He claimed that the change could affect how higher earners behave, saying: “Higher earners will try and find somewhere else to put their money. It is hard to see that being a good thing.

“We are also moving away from the higher earning people in the business caring about the work place pension, which is not good.”

As part of the taper, which comes in from 6 April 2016, for every £2 of adjusted income over £150,000 the limit on the amount of tax-relieved pension saving made by an individual or their employer that year will be reduced by £1, down to a minimum of £10,000.

Those with income excluding pension contributions of less than £110,000 will not be subject to the tapered allowance.

In another move announced by the chancellor, HM Treasury published the 29-page paper, Strengthening the Incentive to Save: a Consultation to Pensions Tax Relief.

The paper said: “If people are to take responsibility for their retirement, it is important that the support on offer from the government is simple and transparent, and that complexity does not undermine the incentive for individuals to save. It is also vital that the system is sustainable.”
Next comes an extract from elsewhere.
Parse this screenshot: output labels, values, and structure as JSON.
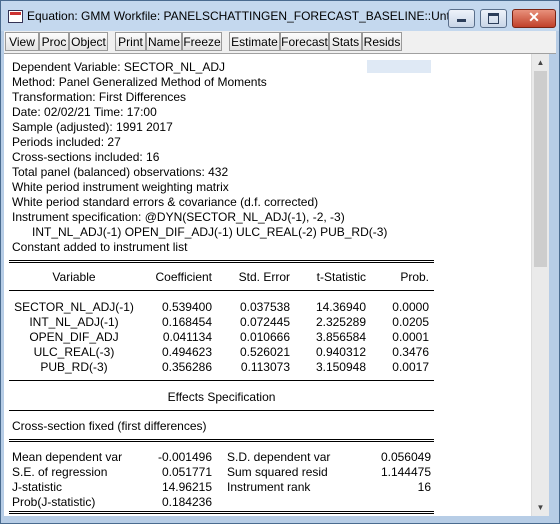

Mr Webb welcomed the fact that the government had chosen to consult on the future of the pensions tax relief system but asked: “Why didn’t they apply those principles to what they have done today (with the taper)?”